For decades, the fact that smoking cigarettes is extremely dangerous has been pushed upon the American public from every possible direction, encouraging quitting and actively discouraging beginning in the first place.
Countless television and radio ads are designed to scare the craving right out of you while anti-smoking advocacy groups offer their support to those looking for a way to quit. Schoolchildren are taught from a very young age that smoking is simply “bad,” that it makes your clothes smelly, that it makes you sick and that it can get you into a lot of trouble. Shocking online videos feature victims of lung and throat cancer, speaking painfully and unnaturally because they refused to heed the warnings from their family, their doctor, major health organizations, or the Surgeon General.
A Looming Threat
Smoking is the number one cause of preventable death in the world and is responsible for approximately 443,000 fatalities every year.

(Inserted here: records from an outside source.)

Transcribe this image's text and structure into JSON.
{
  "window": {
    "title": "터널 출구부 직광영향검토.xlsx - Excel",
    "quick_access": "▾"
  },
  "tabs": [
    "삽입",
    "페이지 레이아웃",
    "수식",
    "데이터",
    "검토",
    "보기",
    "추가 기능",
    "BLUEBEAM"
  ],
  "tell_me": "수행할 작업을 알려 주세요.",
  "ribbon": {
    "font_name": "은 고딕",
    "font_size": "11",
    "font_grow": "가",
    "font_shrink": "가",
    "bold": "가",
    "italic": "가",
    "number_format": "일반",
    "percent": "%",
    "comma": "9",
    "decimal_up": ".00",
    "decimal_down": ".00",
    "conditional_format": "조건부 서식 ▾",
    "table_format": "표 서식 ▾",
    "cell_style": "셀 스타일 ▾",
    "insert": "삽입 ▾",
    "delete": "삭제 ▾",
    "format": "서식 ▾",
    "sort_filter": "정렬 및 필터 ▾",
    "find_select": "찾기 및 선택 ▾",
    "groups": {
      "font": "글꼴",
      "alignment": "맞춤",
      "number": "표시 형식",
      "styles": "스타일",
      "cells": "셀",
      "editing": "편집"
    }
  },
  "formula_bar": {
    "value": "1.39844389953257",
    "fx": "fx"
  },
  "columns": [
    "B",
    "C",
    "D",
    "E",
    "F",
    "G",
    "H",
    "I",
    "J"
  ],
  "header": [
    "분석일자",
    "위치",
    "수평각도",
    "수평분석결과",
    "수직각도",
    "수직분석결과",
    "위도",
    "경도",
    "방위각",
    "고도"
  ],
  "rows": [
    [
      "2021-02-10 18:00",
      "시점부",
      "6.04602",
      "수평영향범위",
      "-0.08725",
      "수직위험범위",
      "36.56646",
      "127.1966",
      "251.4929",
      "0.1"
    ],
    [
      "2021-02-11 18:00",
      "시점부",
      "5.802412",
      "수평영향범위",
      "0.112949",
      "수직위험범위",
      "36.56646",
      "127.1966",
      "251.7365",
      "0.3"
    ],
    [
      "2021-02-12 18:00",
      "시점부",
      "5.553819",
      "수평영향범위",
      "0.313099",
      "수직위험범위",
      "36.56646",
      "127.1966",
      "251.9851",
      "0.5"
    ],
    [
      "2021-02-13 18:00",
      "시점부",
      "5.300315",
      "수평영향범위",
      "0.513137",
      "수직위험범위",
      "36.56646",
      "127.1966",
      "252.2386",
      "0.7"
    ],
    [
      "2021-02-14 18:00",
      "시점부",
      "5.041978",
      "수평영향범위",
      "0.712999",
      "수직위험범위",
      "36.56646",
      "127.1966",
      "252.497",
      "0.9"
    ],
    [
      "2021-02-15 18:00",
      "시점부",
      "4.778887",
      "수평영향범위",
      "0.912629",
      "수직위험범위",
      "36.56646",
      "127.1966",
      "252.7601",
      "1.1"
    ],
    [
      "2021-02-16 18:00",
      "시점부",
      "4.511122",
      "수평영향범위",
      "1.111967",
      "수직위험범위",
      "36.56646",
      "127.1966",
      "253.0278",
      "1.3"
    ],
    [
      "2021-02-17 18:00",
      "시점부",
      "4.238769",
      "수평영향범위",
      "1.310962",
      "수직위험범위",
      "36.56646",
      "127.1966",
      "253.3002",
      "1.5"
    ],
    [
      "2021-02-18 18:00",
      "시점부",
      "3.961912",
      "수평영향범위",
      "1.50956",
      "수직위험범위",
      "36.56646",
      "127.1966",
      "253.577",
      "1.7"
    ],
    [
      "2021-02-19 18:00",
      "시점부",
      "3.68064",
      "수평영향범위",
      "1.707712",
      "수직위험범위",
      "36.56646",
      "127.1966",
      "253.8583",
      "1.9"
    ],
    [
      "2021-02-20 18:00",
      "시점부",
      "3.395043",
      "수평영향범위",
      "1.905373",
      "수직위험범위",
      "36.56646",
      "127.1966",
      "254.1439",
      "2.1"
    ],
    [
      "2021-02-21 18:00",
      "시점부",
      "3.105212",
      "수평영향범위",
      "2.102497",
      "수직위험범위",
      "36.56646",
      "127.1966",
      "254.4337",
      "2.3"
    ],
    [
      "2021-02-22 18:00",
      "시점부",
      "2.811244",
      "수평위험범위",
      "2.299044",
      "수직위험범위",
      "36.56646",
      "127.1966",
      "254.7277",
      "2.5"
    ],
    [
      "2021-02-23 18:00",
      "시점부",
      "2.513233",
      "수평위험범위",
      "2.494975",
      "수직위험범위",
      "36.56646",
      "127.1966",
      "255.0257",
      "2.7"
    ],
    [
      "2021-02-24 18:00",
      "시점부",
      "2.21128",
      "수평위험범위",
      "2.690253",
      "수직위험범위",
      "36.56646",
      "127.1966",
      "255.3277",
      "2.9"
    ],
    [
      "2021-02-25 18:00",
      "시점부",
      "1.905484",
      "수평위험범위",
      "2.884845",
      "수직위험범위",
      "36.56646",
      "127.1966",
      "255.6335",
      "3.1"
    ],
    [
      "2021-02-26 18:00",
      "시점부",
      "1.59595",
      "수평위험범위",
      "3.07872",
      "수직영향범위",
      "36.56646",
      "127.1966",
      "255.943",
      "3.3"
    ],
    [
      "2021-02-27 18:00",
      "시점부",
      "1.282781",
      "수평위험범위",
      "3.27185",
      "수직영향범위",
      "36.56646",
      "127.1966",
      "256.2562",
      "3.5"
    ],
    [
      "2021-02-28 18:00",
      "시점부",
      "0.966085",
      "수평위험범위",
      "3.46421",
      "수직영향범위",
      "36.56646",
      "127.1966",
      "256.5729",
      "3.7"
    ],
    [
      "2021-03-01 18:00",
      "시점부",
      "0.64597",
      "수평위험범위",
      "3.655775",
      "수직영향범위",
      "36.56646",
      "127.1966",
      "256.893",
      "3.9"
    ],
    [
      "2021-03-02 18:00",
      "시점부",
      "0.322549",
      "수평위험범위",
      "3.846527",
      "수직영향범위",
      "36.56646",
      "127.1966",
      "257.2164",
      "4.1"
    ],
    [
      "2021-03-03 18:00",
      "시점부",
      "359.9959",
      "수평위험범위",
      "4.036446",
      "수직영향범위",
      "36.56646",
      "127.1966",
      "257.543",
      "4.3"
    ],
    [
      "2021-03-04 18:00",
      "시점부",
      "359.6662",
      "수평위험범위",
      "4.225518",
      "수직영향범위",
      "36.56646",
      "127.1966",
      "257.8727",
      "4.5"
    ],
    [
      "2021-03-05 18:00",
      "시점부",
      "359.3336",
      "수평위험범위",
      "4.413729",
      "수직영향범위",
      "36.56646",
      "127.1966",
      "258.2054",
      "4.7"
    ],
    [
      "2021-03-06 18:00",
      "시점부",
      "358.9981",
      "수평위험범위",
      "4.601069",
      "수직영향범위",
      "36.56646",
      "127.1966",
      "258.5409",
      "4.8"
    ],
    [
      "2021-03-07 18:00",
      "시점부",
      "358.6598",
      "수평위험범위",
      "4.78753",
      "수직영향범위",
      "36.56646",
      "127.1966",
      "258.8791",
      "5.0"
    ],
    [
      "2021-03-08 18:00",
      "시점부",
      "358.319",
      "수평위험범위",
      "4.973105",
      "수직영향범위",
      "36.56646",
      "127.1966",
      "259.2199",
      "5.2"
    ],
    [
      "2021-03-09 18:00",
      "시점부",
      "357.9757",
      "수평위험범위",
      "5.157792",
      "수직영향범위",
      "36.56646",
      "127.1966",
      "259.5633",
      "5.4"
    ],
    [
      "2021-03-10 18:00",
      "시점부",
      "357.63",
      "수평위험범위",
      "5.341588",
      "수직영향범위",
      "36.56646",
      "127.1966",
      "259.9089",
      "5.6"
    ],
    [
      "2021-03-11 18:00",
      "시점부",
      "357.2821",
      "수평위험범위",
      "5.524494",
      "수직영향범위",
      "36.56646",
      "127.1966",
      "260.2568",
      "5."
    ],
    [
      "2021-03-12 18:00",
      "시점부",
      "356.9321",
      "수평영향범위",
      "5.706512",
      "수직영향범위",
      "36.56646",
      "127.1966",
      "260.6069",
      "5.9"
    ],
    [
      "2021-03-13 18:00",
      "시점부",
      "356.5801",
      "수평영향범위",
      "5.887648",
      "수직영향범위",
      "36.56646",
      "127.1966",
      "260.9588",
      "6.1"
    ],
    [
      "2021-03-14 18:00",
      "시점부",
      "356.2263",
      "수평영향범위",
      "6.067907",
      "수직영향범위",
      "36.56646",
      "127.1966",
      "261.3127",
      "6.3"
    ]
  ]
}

Obesity, however, is threatening to give smoking a run for its money in America, rapidly catching up in the form of a rising endemic that now affects nearly two-thirds of the country’s entire adult population. Type 2 diabetes, hypertension, metabolic syndrome, insulin resistance, cardiovascular disease and multiple types of cancer (including breast, prostate and colorectal) are becoming increasingly more prevalent.
Being overweight in America has essentially become the norm, so much so that people who are of a healthy weight are often mistaken for being too lean. One important question that comes up when you consider critical health issues that span an entire nation, especially those capable of killing off millions each year, is actually one of the simplest: Why?

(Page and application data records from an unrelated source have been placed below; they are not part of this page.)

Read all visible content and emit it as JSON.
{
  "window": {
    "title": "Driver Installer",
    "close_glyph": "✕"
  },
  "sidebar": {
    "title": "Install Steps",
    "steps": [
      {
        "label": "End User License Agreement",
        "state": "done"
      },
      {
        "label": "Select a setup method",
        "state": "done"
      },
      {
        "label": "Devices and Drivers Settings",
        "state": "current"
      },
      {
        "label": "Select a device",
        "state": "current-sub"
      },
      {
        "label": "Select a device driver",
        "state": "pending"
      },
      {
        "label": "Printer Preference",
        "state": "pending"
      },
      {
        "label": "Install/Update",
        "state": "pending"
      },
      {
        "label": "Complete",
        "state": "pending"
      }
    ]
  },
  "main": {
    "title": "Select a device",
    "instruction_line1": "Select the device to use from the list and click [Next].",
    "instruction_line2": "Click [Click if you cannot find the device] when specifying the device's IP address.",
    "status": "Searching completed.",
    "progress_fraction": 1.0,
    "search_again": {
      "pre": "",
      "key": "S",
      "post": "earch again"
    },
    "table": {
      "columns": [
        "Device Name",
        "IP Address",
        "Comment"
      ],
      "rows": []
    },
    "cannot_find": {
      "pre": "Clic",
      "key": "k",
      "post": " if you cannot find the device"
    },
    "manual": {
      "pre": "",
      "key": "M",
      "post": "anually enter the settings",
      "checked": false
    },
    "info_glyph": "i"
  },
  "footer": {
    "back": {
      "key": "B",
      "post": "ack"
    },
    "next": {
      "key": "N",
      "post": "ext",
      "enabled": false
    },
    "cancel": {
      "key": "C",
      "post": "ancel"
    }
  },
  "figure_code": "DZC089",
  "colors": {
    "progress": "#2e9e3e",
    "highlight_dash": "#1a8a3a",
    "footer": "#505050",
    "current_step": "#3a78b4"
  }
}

Why isn’t something more being done about this? While billions of dollars are going into anti-smoking legislation and tobacco-free advocacy every year, what’s happening on the anti-obesity front? The answer is, comparatively speaking, not much.
The unfortunate truth is that doctors, surgeons and other health professionals largely focus on the problem after it’s already become a risky issue, rather than concentrating their cumulative efforts in preventative methods to keep their patients healthy to begin with.

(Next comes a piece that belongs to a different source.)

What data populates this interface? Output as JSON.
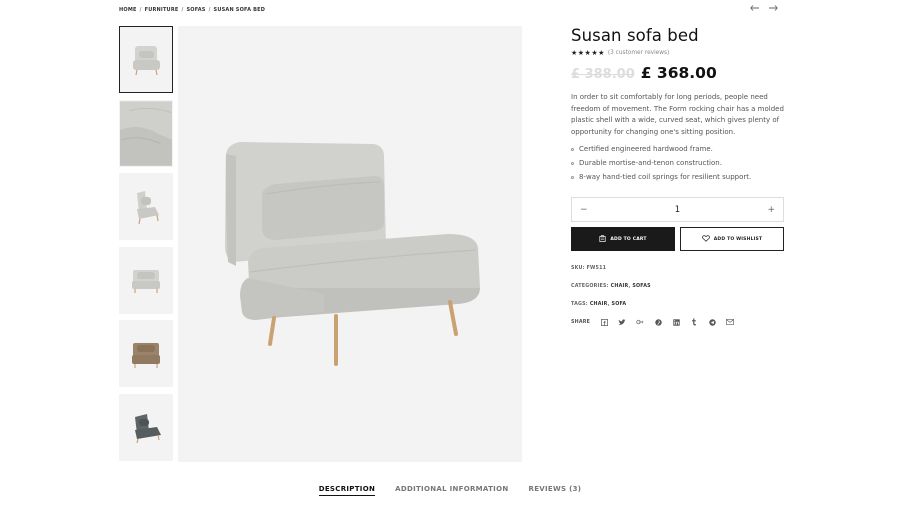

The overwhelming majority of American society typically underestimates the various consequences of obesity, indulging in high-calorie, high-fat meals three to four times per day and leading a relatively sedentary lifestyle. Exercise and diet are often only considered when that dress from last spring refuses to zip up in the back or that favorite pair of slacks just won’t button anymore. By this point, an excess of body fat has already taken over and the risks associated with being overweight are already increased.
Doctors, scientists and nutritionists who do recognize the issue for what it is agree on one point unanimously: Authorities in the healthcare industry and in the government would do well to spend significantly more time and effort educating the American people regarding sustainable lifestyle choices rather than first offering prescriptions and weight loss surgery to “fix the fat” after the fact.
Inarguably an enormously critical problem in and of itself, the issue of obesity is apparently not alone in its ability to escape the scrutiny it desperately deserves. Fluoride toxicity, for example, is a very real problem for individuals with kidney problems and has been known to cause severe health complications and even death. Yet the government continues to turn a blind eye to the problem, allowing water fluoridation without attempting to conduct the research necessary to discover this chemical’s role in patient illness.
Alcoholism continues to destroy the lives of both those who drink excessively and those who are unfortunate enough to come into contact with them while they are heavily inebriated.
Millions suffering from mental health issues like clinical depression, anxiety and chronic substance abuse continue to lack the support and funding they need to improve their lives. Just like the growing obesity problem, these issues have been largely circumvented or outright ignored, placed on a perpetual back burner by those capable of offering a remedy.
Perhaps if as much thought, effort and money were put into these situations as have been put into anti-smoking campaigns, our country might not see so much suffering, disease and needless death.
Is Obesity Really More Harmful than Smoking?
Recent UK studies have postulated that obesity and its related conditions may indeed prove more dangerous than smoking, revealing that morbidly obese men (with a BMI of 45 or higher) experience a reduced life expectancy to the tune of 13 fewer years on Earth, while the number of years lost to smoking fell closer to an average of 10. Naturally, further research is needed before any definitive claims regarding other BMI indices can be made, but one thing is for sure.
Individuals with every body type under the sun – skinny, slender, average, muscular, healthy, slightly overweight, clinically overweight and obese – have all been negatively affected by tobacco addiction and everything that comes with it. No one is immune to the health risks associated with smoking.
Now that obesity is beginning to catch up with tobacco as a key player in preventable disease and death, Americans and the government responsible for the well being of this country share a mutual responsibility: to reshape our collective lifestyle, thereby avoiding an otherwise inevitable epidemic of deadly disease that’s been preventable from the very start.